INPUT MATERIAL START

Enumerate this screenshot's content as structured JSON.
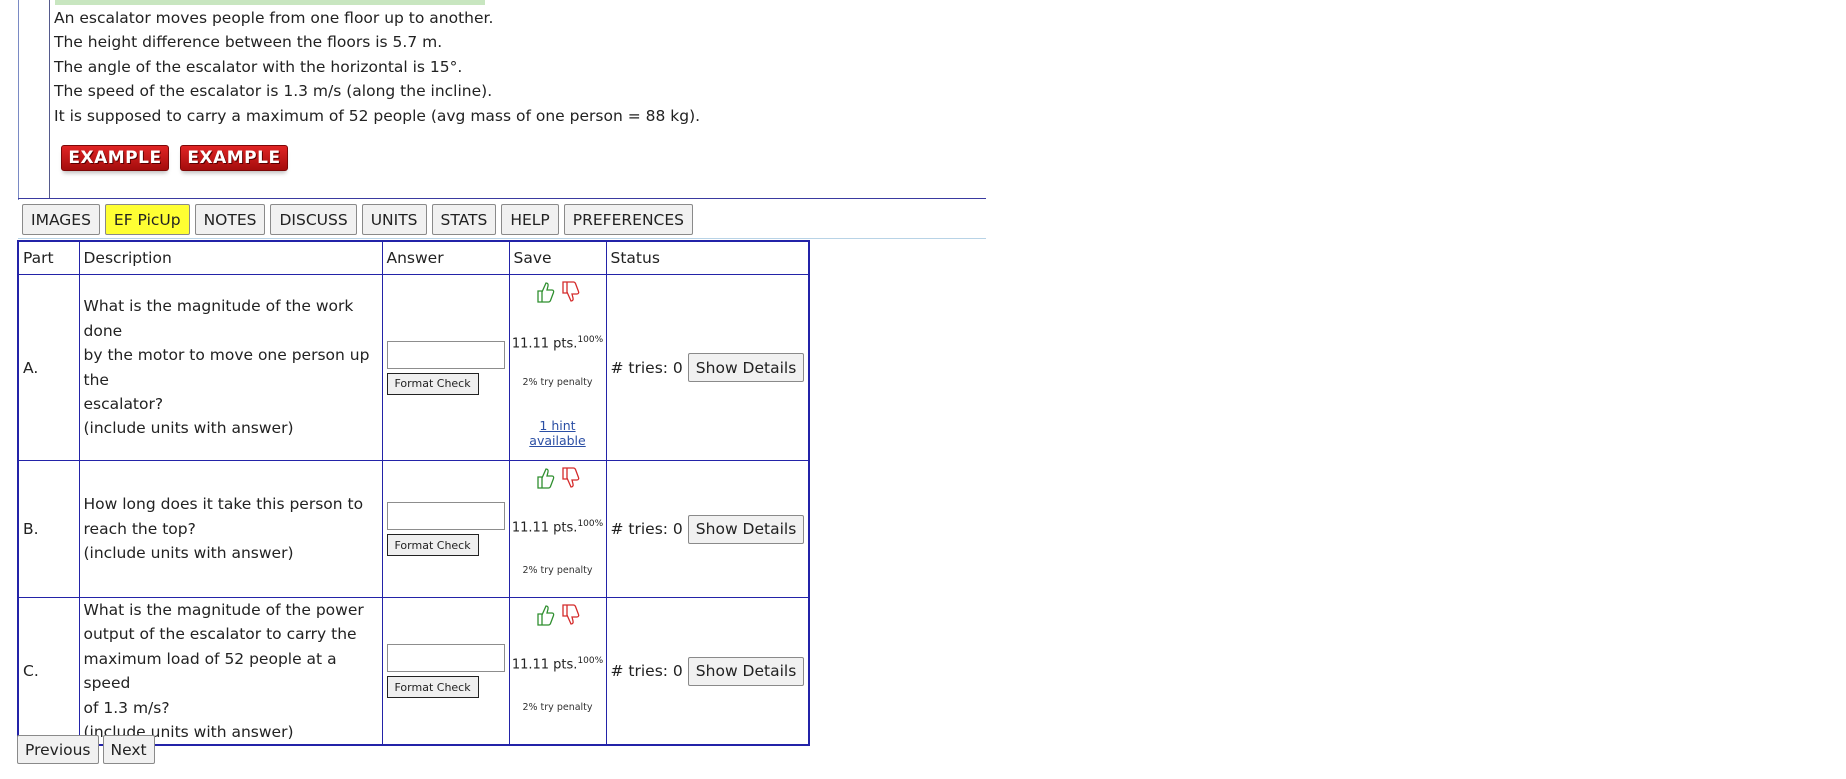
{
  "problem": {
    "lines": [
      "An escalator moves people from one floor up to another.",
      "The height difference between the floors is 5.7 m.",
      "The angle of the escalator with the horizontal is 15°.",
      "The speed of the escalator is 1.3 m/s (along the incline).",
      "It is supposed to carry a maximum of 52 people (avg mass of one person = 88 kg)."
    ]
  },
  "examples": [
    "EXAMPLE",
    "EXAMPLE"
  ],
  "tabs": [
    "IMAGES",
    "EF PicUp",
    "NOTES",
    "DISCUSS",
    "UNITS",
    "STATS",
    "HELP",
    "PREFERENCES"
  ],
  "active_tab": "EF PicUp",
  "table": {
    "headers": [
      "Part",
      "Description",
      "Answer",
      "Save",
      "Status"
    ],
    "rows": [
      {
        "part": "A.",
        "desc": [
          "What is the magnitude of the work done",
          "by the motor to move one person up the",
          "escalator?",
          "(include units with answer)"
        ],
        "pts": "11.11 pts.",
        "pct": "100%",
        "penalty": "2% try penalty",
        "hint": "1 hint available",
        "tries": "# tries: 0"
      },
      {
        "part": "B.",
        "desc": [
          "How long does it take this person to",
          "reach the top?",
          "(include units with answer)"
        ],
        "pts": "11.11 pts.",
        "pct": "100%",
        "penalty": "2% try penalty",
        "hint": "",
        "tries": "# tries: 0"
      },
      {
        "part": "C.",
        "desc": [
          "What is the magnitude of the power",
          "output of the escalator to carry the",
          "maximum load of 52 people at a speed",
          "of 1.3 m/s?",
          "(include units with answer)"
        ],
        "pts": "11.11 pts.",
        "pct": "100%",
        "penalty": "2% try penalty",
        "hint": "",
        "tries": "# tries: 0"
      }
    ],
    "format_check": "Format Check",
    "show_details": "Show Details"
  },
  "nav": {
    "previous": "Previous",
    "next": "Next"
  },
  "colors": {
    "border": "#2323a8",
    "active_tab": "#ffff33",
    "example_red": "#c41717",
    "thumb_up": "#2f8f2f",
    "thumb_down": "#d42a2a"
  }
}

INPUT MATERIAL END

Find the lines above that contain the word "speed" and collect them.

      "The speed of the escalator is 1.3 m/s (along the incline).",
          "maximum load of 52 people at a speed",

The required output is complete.